### RECORDS PROVIDED ###
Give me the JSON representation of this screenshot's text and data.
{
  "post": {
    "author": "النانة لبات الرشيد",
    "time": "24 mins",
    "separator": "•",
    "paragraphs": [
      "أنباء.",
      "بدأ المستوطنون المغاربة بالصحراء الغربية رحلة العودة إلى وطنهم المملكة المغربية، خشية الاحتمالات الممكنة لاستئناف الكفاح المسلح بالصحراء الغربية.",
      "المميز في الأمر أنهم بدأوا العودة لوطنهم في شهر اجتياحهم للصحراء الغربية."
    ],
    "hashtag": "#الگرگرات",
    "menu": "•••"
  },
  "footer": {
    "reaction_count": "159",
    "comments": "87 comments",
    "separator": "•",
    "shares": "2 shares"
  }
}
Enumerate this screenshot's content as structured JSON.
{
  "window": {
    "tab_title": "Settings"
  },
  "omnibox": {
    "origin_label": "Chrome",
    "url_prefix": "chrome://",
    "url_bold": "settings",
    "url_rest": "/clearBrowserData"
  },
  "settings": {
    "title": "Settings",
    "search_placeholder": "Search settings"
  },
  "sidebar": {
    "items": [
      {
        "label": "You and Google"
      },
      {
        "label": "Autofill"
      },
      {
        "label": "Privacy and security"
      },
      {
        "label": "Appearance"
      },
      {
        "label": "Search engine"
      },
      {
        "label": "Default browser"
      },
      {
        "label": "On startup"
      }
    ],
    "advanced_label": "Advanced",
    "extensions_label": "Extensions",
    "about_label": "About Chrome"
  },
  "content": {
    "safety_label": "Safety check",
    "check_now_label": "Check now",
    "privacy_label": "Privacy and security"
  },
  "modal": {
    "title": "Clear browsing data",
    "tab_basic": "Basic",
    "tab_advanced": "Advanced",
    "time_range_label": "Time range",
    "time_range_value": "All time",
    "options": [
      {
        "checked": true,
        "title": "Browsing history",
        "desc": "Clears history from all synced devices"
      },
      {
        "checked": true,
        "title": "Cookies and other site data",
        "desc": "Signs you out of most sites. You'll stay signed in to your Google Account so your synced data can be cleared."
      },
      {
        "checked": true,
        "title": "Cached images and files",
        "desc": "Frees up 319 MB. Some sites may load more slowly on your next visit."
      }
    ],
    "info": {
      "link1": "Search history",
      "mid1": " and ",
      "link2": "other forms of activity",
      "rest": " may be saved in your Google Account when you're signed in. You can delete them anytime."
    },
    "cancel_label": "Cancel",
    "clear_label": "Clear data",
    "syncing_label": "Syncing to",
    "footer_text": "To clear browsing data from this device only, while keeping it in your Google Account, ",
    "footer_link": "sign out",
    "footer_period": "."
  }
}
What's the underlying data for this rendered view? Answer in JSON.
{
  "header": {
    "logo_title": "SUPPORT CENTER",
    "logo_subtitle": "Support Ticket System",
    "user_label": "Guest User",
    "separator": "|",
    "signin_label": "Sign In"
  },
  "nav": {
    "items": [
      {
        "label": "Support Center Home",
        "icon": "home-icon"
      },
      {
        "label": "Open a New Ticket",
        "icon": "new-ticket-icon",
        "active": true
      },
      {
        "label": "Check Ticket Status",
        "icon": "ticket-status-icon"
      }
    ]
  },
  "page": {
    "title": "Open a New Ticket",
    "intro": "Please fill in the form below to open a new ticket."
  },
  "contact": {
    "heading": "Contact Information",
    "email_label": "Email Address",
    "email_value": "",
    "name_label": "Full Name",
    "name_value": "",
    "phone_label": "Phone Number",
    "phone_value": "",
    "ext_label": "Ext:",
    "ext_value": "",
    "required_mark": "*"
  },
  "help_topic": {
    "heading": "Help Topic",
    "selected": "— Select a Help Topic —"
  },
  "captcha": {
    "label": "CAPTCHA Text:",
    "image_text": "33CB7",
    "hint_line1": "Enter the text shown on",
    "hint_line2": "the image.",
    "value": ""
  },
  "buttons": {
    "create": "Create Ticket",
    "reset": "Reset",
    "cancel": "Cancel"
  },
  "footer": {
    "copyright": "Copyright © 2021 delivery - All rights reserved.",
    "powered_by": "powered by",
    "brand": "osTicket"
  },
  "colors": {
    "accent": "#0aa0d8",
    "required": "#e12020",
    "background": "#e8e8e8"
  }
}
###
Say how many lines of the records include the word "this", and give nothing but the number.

4